Given data Block Start

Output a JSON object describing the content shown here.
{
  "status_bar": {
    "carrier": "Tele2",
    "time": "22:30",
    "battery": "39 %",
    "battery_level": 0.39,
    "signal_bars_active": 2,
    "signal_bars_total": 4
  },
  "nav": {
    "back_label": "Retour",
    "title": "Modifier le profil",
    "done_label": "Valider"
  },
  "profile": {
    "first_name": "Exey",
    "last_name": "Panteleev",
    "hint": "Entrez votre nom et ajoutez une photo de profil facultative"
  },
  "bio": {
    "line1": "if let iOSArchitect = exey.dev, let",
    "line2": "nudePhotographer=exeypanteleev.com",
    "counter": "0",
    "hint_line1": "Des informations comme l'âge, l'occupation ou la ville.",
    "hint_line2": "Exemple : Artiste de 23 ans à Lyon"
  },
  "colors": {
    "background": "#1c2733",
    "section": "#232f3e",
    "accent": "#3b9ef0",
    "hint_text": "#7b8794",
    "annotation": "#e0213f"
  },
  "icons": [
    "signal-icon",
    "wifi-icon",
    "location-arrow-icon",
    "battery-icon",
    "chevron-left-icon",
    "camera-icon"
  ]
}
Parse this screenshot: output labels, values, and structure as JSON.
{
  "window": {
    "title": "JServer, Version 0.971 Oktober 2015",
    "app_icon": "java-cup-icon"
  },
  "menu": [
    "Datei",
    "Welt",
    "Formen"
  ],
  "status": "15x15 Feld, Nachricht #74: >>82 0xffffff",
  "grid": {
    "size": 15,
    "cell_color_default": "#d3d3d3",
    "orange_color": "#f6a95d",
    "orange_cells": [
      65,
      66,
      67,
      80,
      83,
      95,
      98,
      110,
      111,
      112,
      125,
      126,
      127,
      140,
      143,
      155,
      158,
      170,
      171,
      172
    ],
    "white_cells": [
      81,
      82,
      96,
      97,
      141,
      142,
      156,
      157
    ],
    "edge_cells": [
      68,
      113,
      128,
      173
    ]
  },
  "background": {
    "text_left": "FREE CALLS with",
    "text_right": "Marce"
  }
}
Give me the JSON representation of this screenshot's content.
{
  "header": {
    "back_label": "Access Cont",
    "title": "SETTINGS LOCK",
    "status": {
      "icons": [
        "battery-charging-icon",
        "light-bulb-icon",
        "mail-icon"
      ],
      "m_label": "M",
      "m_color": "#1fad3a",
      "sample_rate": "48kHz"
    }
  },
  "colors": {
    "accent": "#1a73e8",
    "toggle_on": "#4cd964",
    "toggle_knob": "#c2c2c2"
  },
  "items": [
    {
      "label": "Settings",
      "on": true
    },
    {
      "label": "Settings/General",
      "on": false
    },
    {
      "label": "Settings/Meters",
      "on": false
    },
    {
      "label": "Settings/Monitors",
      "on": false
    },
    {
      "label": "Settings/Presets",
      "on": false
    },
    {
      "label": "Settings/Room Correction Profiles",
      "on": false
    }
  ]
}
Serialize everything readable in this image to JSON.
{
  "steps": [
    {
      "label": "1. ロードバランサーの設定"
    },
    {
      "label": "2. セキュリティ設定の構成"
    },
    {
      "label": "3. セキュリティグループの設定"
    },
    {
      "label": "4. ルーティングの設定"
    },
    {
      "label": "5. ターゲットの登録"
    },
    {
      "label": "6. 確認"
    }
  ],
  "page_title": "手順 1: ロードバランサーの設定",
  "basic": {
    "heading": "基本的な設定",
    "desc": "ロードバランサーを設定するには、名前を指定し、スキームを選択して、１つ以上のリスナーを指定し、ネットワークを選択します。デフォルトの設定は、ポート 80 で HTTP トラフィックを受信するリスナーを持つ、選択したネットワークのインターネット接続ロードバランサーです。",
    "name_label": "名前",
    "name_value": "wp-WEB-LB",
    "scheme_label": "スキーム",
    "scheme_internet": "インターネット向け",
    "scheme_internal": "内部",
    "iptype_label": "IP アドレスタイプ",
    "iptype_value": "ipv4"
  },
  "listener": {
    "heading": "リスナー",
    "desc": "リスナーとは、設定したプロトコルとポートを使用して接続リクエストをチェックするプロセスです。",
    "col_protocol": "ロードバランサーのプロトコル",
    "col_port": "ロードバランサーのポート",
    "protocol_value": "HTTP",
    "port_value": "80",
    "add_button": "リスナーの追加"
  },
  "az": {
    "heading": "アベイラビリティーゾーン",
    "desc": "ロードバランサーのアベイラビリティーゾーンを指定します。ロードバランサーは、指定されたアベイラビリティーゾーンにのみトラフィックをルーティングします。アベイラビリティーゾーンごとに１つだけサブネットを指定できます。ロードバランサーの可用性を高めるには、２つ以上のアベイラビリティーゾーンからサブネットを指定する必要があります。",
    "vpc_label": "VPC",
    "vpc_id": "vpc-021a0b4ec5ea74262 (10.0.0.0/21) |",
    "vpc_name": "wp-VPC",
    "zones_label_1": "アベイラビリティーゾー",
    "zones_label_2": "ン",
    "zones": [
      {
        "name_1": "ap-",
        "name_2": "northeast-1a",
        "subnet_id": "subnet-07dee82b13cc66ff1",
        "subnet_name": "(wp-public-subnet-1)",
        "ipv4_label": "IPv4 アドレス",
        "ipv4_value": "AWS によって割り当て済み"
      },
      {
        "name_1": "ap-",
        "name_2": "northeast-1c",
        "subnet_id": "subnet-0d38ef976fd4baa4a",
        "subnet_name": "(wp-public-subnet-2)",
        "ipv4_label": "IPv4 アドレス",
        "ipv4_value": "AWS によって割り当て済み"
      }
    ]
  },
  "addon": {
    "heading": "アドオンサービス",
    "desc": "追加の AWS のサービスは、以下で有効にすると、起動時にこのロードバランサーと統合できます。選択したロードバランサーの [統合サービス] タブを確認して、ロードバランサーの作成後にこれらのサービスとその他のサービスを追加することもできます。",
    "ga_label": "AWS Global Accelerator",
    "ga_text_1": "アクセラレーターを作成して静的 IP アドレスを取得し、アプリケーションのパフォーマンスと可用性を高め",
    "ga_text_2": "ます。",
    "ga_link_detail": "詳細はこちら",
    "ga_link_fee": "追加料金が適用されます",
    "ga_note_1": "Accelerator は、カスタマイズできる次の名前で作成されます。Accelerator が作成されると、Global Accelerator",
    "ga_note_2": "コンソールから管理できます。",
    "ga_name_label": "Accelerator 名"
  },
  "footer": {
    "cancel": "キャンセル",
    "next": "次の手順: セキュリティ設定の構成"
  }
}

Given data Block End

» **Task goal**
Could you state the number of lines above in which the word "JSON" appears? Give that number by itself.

» **Answer for this exercise**
4